“I love representing manufacturers. We have such a great manufacturing history in this country and I think it’s a big part of what’s made us a great country,” she said. “The companies that make vinyl products and the companies that make the products in other parts of the construction industry I’ve worked in, they’re good, responsible companies who have done so much over the years to make their processes efficient, make their products better and better through innovation all the time.”
Offringa knows that vinyl has a lot of energy efficient and sustainable attributes, plays an important role in green building; her building background combined with a passion for energy efficiency and sustainability issues will serve her well when it comes to vinyl. But she also knows she and the VBC are in the middle of an uphill slog when it comes to educating the public on green building, vinyl manufacturing practices and generally fighting off misconceptions about vinyl products.
Offringa and VBC are supporters of the Green Globes sustainable building standards, developed by the Portland, Ore.-based Green Building Institute, an American National Standards Institute (ANSI)-certified green building certification. “And we’d love to see the U.S. Green Building Council adopt and ANSI-certified process for their standards development,” she said.
“I’m very supportive of green building standards. It’s important. Buildings use more energy than anything else, more than transportation, more than industry. More energy is consumed in buildings than any other sector, so energy efficiency in buildings is very important,” Offringa said. “But I believe in competition among green building standards, especially since they’re produced by private groups, and I certainly believe in open process for input to the standards development and that’s why ANSI certification is so important.”
While there is important work to be done by the VBC on energy efficiency standards, she said, green building is about more than just energy efficiency.
“There’s sustainability, life-cycle assessments on products, the maintenance aspects … and there’s more misconceptions [about vinyl] there.

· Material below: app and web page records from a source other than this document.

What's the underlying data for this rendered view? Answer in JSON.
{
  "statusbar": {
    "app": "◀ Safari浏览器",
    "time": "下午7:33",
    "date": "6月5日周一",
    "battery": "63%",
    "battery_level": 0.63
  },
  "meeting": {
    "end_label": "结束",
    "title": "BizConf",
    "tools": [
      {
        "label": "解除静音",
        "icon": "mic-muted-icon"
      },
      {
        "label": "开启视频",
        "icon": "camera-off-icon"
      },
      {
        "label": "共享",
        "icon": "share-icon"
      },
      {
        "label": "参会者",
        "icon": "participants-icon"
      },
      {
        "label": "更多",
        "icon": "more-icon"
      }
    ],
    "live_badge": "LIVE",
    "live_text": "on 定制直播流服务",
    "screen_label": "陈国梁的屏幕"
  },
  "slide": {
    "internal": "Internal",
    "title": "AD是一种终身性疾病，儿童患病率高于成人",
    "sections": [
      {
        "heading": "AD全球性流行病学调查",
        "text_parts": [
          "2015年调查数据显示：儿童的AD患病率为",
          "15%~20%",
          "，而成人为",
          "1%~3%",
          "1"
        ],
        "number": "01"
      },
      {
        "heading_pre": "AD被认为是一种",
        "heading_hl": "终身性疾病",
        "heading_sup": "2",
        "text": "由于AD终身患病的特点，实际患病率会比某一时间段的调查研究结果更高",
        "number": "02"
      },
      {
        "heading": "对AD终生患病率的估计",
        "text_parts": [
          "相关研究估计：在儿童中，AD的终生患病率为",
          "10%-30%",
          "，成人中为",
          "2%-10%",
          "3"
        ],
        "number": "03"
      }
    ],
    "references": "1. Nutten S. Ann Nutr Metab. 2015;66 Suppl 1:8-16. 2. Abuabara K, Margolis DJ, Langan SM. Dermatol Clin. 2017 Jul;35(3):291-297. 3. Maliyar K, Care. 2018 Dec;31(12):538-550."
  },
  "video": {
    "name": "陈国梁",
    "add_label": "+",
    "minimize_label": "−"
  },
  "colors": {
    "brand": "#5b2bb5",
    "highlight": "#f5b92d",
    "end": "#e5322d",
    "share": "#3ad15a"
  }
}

“I think it’s great that in the last couple of generations in this country we’re really educated each generation more and more and sensitized people. We’ve become a generation of citizens who care about recyclability and sustainability and that’s great. Fifty years ago nobody was talking about that,” Offringa said. “Our challenge, not just in the vinyl industry where we have a great sustainability and recyclability story to tell but also in other industries that I’ve worked with, our new challenge is to be just as good at educating the public on the types of products and the manufacturing processes and the life-cycle assessment and sustainability attributes of products that are part of their daily lives. They’ve been sensitized to ask questions about sustainability — great — now they need education on the products themselves.”